#### [TASK DETAILS]
Restate the whole of the data below word for word, skipping the images.

┌────────

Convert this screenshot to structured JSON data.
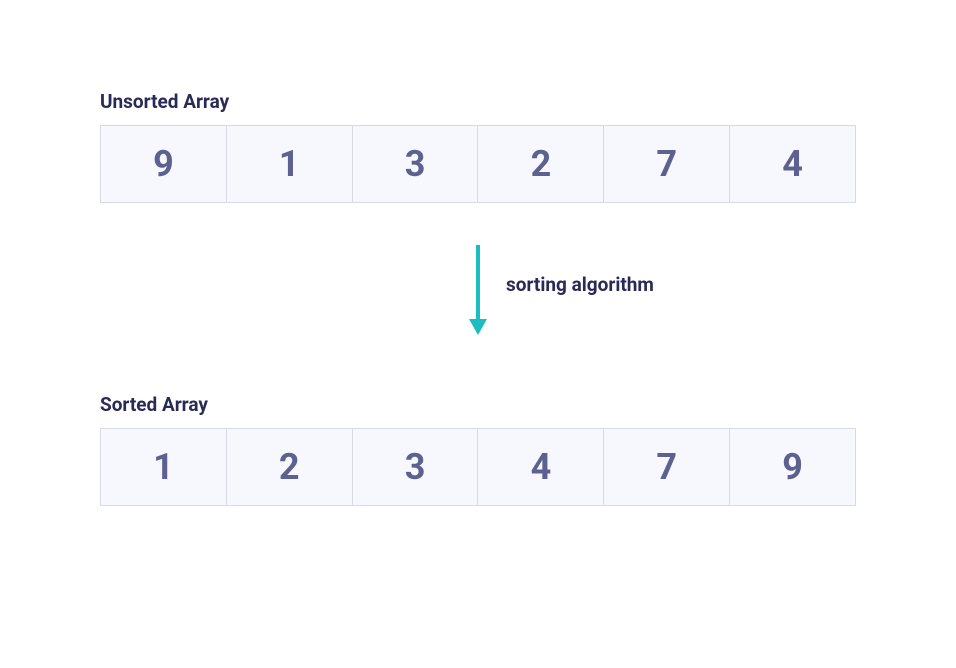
{
  "unsorted": {
    "label": "Unsorted Array",
    "values": [
      "9",
      "1",
      "3",
      "2",
      "7",
      "4"
    ]
  },
  "arrow": {
    "label": "sorting algorithm",
    "color": "#1abdc0"
  },
  "sorted": {
    "label": "Sorted Array",
    "values": [
      "1",
      "2",
      "3",
      "4",
      "7",
      "9"
    ]
  }
}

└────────

#### [ANSWER BOX]
Convert this screenshot to structured JSON data.
{
  "unsorted": {
    "label": "Unsorted Array",
    "values": [
      "9",
      "1",
      "3",
      "2",
      "7",
      "4"
    ]
  },
  "arrow": {
    "label": "sorting algorithm",
    "color": "#1abdc0"
  },
  "sorted": {
    "label": "Sorted Array",
    "values": [
      "1",
      "2",
      "3",
      "4",
      "7",
      "9"
    ]
  }
}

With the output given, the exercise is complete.